In Wellfleet, we swam in crystal-clear spring-fed ponds and learned to body surf in the steel-blue Atlantic on the outer beaches. At night, warmed by a bonfire, we huddled at the bay beneath blankets and the Milky Way, singing songs until the flames faded into glowing embers and our parents prodded us back to our pine-paneled cottages and into bed.

The next morning, we would get up and do it all over again.
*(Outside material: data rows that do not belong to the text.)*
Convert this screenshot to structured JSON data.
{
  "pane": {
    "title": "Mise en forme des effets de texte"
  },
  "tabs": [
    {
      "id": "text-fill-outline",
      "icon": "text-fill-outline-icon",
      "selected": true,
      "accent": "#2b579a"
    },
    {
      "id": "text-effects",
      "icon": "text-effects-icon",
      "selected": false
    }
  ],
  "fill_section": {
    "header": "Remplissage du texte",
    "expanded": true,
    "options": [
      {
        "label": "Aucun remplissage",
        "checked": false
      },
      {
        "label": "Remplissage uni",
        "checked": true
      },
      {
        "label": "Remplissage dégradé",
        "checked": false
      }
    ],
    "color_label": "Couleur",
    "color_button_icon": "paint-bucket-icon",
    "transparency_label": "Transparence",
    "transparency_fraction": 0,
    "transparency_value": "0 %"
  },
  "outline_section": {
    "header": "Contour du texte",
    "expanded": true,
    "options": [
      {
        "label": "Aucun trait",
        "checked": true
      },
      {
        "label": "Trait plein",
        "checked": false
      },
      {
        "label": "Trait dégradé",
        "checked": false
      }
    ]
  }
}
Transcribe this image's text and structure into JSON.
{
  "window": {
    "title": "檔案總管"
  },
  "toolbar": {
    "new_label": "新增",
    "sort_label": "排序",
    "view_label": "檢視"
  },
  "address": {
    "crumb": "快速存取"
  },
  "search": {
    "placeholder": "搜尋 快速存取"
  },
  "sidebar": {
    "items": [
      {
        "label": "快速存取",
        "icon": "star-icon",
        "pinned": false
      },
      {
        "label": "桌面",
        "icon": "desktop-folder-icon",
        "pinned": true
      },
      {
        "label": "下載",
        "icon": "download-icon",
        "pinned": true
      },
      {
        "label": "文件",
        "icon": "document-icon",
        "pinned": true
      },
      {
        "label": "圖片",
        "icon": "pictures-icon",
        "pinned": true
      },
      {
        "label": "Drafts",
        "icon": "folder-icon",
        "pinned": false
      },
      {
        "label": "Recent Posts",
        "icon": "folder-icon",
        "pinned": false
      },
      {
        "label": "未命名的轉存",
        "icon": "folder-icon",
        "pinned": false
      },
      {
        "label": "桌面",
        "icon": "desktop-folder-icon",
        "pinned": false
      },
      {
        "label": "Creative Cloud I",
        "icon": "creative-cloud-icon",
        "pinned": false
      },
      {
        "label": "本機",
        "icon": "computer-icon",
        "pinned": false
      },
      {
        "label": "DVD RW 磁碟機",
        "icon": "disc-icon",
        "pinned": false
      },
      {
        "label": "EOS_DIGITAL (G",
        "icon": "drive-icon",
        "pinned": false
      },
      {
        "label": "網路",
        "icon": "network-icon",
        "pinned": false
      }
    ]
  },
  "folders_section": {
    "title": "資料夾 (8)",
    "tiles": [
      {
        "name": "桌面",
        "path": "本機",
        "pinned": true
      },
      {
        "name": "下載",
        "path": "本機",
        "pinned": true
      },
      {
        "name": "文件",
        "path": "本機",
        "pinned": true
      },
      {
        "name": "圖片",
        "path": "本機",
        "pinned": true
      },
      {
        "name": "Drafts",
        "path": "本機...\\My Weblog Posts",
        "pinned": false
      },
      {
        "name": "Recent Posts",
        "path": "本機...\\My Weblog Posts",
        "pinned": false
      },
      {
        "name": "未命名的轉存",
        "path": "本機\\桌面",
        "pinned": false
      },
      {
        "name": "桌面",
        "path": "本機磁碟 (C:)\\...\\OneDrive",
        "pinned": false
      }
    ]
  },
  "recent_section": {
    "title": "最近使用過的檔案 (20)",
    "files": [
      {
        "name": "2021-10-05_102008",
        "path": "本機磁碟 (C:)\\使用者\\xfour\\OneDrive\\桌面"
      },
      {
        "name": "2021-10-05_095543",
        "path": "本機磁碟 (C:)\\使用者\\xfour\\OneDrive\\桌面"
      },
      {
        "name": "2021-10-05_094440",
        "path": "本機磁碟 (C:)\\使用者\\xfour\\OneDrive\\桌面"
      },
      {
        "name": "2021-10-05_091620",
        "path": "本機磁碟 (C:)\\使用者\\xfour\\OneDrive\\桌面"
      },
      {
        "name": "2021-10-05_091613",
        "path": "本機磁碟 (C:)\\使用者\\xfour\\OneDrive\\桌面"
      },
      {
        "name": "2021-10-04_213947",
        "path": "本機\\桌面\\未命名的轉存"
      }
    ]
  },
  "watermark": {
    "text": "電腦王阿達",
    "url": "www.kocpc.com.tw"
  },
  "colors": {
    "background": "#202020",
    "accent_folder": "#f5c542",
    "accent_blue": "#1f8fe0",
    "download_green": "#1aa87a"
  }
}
This may sound like an idyllic reminiscence of childhood (and it is), but the special thing about Wellfleet is that much remains the same. Thanks to the creation of the Cape Cod National Seashore in 1961, over 60 percent of the beaches and woodlands remain undeveloped. Sure, the beaches are more crowded, and the penny candy store burned down, never to be rebuilt. And though the square dance has relocated from town to the pier, it still goes on like clockwork every Wednesday evening at 6:30.
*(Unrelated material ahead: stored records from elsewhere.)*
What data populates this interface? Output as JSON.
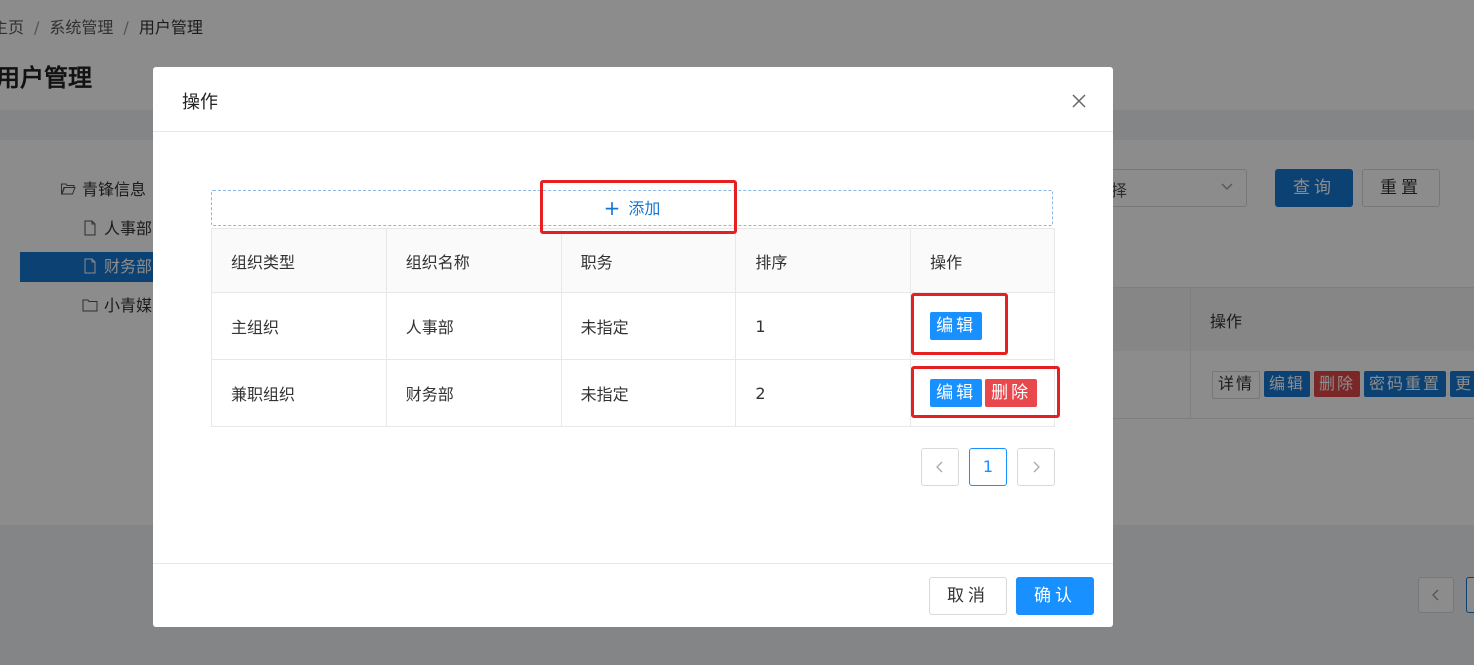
{
  "background": {
    "breadcrumb": [
      "主页",
      "系统管理",
      "用户管理"
    ],
    "page_title": "用户管理",
    "tree": [
      {
        "label": "青锋信息",
        "type": "folder-open"
      },
      {
        "label": "人事部",
        "type": "file"
      },
      {
        "label": "财务部",
        "type": "file",
        "selected": true
      },
      {
        "label": "小青媒",
        "type": "folder"
      }
    ],
    "select_value": "择",
    "query_button": "查询",
    "reset_button": "重置",
    "table_header": "操作",
    "row_actions": [
      "详情",
      "编辑",
      "删除",
      "密码重置",
      "更"
    ]
  },
  "modal": {
    "title": "操作",
    "add_button": "添加",
    "columns": [
      "组织类型",
      "组织名称",
      "职务",
      "排序",
      "操作"
    ],
    "rows": [
      {
        "type": "主组织",
        "name": "人事部",
        "position": "未指定",
        "order": "1",
        "actions": [
          "编辑"
        ]
      },
      {
        "type": "兼职组织",
        "name": "财务部",
        "position": "未指定",
        "order": "2",
        "actions": [
          "编辑",
          "删除"
        ]
      }
    ],
    "pagination": {
      "current": "1"
    },
    "cancel_button": "取消",
    "ok_button": "确认"
  },
  "colors": {
    "primary": "#1890ff",
    "danger": "#e8474b",
    "highlight": "#e62020"
  }
}
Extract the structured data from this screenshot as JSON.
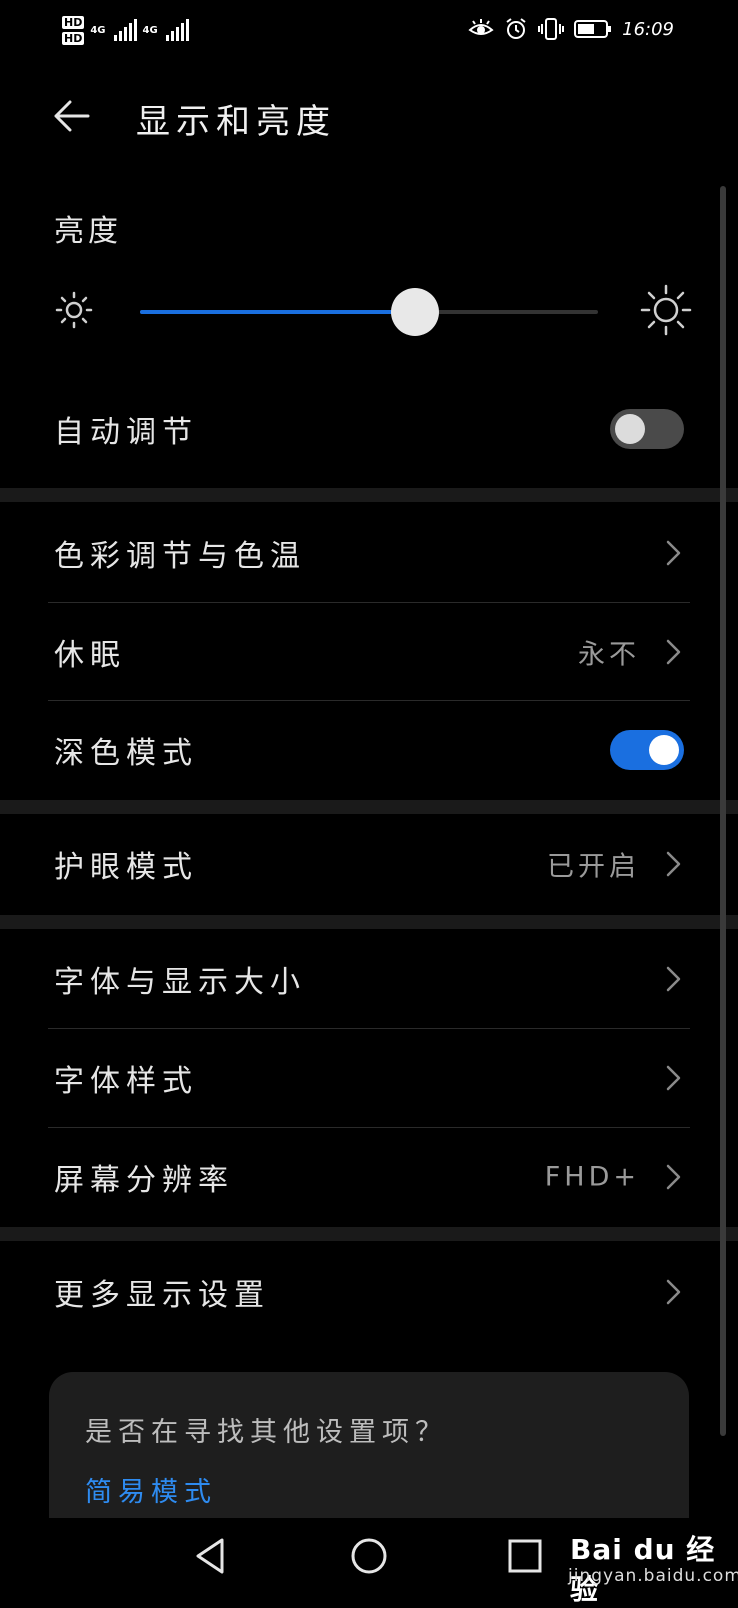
{
  "status_bar": {
    "sim1": "HD",
    "sim2": "HD",
    "network1": "4G",
    "network2": "4G",
    "battery": "52",
    "time": "16:09",
    "icons": [
      "eye-comfort-icon",
      "alarm-icon",
      "vibrate-icon",
      "battery-icon"
    ]
  },
  "app_bar": {
    "title": "显示和亮度"
  },
  "brightness": {
    "label": "亮度",
    "level": 0.6
  },
  "auto_adjust": {
    "label": "自动调节",
    "enabled": false
  },
  "items": {
    "color": {
      "label": "色彩调节与色温"
    },
    "sleep": {
      "label": "休眠",
      "value": "永不"
    },
    "dark_mode": {
      "label": "深色模式",
      "enabled": true
    },
    "eye_comfort": {
      "label": "护眼模式",
      "value": "已开启"
    },
    "font_size": {
      "label": "字体与显示大小"
    },
    "font_style": {
      "label": "字体样式"
    },
    "resolution": {
      "label": "屏幕分辨率",
      "value": "FHD+"
    },
    "more": {
      "label": "更多显示设置"
    }
  },
  "suggestion": {
    "question": "是否在寻找其他设置项？",
    "link": "简易模式"
  },
  "watermark": {
    "brand": "Bai du 经验",
    "site": "jingyan.baidu.com"
  },
  "colors": {
    "accent": "#1a6fe0",
    "link": "#2e8bf0",
    "background": "#000000"
  }
}
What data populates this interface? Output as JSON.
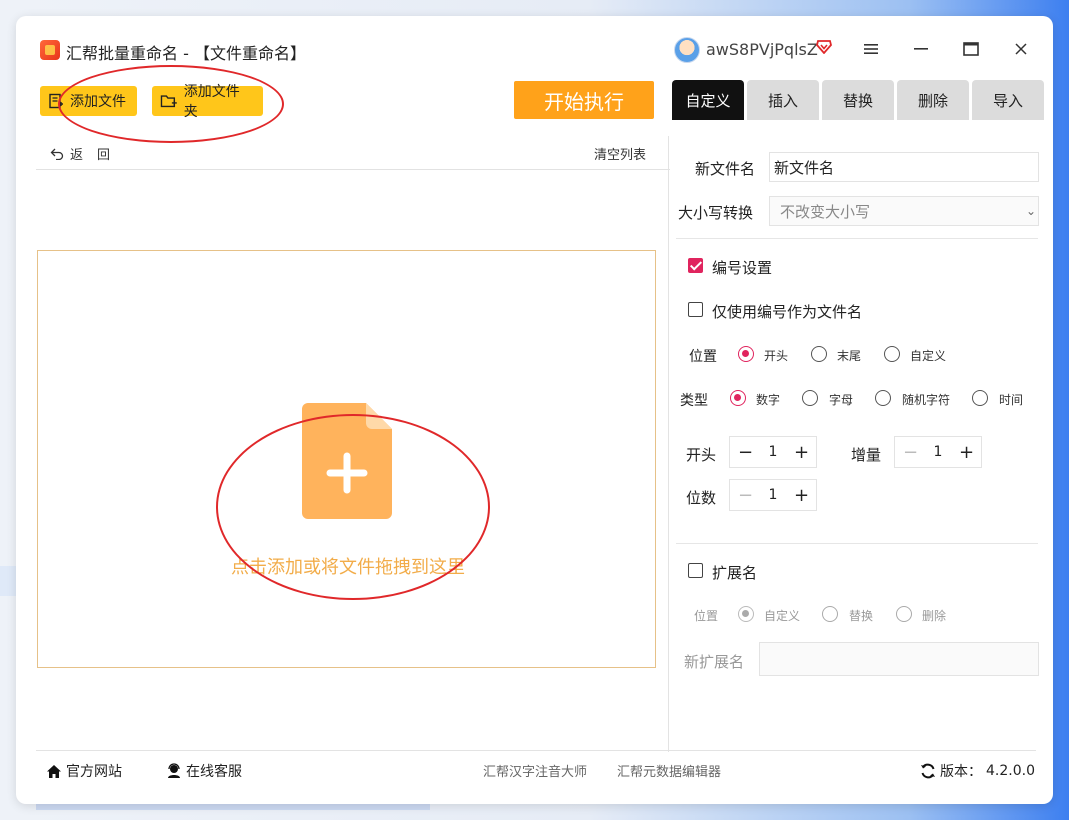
{
  "window": {
    "title": "汇帮批量重命名 - 【文件重命名】",
    "username": "awS8PVjPqlsZ"
  },
  "toolbar": {
    "add_file": "添加文件",
    "add_folder": "添加文件夹",
    "start": "开始执行",
    "back": "返回",
    "clear_list": "清空列表"
  },
  "dropzone": {
    "hint": "点击添加或将文件拖拽到这里"
  },
  "tabs": [
    {
      "label": "自定义",
      "active": true
    },
    {
      "label": "插入"
    },
    {
      "label": "替换"
    },
    {
      "label": "删除"
    },
    {
      "label": "导入"
    }
  ],
  "settings": {
    "new_name_label": "新文件名",
    "new_name_value": "新文件名",
    "case_label": "大小写转换",
    "case_value": "不改变大小写",
    "numbering_label": "编号设置",
    "numbering_checked": true,
    "only_number_label": "仅使用编号作为文件名",
    "only_number_checked": false,
    "position_label": "位置",
    "position_options": [
      "开头",
      "末尾",
      "自定义"
    ],
    "position_selected": "开头",
    "type_label": "类型",
    "type_options": [
      "数字",
      "字母",
      "随机字符",
      "时间"
    ],
    "type_selected": "数字",
    "start_label": "开头",
    "start_value": "1",
    "increment_label": "增量",
    "increment_value": "1",
    "digits_label": "位数",
    "digits_value": "1",
    "ext_label": "扩展名",
    "ext_checked": false,
    "ext_position_label": "位置",
    "ext_position_options": [
      "自定义",
      "替换",
      "删除"
    ],
    "ext_position_selected": "自定义",
    "new_ext_label": "新扩展名",
    "new_ext_value": ""
  },
  "footer": {
    "website": "官方网站",
    "support": "在线客服",
    "link1": "汇帮汉字注音大师",
    "link2": "汇帮元数据编辑器",
    "version_label": "版本：",
    "version": "4.2.0.0"
  },
  "colors": {
    "accent": "#e0245e",
    "yellow_button": "#ffc61a",
    "start_button": "#ffa21a",
    "drop_icon": "#ffb35c",
    "annotation_red": "#e0282a"
  }
}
Even the architecture is much the same, especially in the historic center and along the harbor on Mayo Beach where cottages have been lovingly restored. On Main Street, the 19th-century Congregational and Methodist churches sit almost side by side, their white clapboard exteriors reflecting the bright Cape light. The bell at the Congregational church still rings “ship’s time’’ at half-hour intervals, a system I proudly mastered as a child, and still recall.

And so, every summer, I pack my bathing suit and my memories and return to old Cape Cod. My cousins come, too, traveling from far-flung states for a week or two of bliss with their children, and sometimes their grandchildren in tow.
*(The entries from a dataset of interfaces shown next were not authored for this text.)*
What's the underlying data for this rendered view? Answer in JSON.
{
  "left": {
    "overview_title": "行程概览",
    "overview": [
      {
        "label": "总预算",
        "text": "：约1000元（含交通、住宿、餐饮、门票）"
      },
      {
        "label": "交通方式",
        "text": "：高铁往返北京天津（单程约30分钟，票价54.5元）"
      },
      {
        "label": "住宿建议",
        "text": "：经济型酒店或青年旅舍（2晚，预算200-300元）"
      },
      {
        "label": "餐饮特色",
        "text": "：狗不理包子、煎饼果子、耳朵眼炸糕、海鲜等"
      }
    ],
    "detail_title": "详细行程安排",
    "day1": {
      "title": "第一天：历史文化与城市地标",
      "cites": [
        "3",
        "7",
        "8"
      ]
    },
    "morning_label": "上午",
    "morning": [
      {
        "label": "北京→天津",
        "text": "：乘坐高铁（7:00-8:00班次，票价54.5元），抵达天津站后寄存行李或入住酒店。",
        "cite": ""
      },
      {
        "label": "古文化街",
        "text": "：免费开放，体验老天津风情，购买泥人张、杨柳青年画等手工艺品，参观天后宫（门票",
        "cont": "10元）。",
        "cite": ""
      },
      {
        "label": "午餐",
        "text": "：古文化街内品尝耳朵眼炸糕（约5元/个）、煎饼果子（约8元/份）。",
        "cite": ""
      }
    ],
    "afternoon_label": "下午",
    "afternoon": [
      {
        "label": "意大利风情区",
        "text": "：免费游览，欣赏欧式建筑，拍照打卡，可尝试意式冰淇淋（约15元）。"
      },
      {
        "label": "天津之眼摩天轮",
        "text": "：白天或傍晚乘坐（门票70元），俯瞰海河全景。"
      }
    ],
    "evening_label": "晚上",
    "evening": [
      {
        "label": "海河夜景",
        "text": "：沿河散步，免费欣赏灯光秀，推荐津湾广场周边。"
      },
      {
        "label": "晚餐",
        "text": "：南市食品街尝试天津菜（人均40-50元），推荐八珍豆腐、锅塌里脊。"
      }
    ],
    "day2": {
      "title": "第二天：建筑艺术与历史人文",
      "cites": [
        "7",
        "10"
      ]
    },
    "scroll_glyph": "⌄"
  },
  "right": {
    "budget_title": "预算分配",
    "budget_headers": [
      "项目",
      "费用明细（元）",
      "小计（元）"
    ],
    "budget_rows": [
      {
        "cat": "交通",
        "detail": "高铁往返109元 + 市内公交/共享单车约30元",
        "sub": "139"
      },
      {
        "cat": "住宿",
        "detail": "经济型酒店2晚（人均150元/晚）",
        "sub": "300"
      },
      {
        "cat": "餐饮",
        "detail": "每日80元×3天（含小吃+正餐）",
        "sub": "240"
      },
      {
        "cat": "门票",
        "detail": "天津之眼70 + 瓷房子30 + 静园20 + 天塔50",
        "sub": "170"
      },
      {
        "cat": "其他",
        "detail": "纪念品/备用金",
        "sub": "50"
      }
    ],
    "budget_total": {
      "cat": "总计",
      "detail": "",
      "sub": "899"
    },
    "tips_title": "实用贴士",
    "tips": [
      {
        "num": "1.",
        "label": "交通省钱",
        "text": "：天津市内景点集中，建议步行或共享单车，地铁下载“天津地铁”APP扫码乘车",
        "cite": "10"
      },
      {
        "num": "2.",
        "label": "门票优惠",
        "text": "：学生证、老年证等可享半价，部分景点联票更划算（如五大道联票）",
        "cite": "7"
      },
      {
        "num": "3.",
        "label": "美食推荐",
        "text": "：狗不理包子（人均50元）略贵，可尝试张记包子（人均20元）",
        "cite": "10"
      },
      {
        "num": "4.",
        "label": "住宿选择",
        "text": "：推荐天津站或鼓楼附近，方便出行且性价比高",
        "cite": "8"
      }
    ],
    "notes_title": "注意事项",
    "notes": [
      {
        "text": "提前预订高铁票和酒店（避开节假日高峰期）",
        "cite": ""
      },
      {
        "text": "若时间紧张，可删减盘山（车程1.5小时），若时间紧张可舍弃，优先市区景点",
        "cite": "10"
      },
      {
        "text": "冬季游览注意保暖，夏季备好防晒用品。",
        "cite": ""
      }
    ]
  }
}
I try to be in Wellfleet for July Fourth. Each year, children from the elementary school choose a theme for the parade. Local businesses, including restaurants, the library, the historic society, the fish market, and the fire and police departments, decorate floats and strut their stuff.

Folks arrive early to claim a spot along the parade route, sometimes setting up folding chairs, or perching on grassy hillsides or lawns to enjoy the pre-parade of antique cars. When the fire engines sound their horns the real festivities begin. Costumed revelers on floats toss candy and beads to the flag-waving crowds. Each year Paul Suggs, a local artist, dons waterproof yellow overalls and wheels an enormous flag-bedecked sculpture of a steamer clam through the streets, in homage to an old timer, Joe Francis, who owned the now defunct Lobster Hut, and paraded this very bivalve long ago.

Another must-do on the calendar is a trip to the drive-in movie theater. Though the sound system has greatly improved, there remains the thrill of parking on the still-warm blacktop with a bucket of popcorn, and gazing to where the giant screen obliterates the stars. The youngest kids wear their pajamas and fall asleep before the second feature, while the older ones gallop to the playground and snack bar at intermission.

The gift of visiting Wellfleet, for me and my family, is the remarkable opportunity to relive our childhoods as new generations learn to square dance, eat oysters, and croon “There’s a Hole in the Bucket’’ while toasting marshmallows at a bonfire on the beach. It’s our own personal time warp. And yet, we can’t deny that we’re growing older, becoming the ages our parents were when they brought us here. As we gather to sing, I hear those voices - long gone - reverberate across time, mingling with the high, sweet notes of my great-nieces and -nephews.

If you visit, you will make memories, too.

Necee Regis can be reached at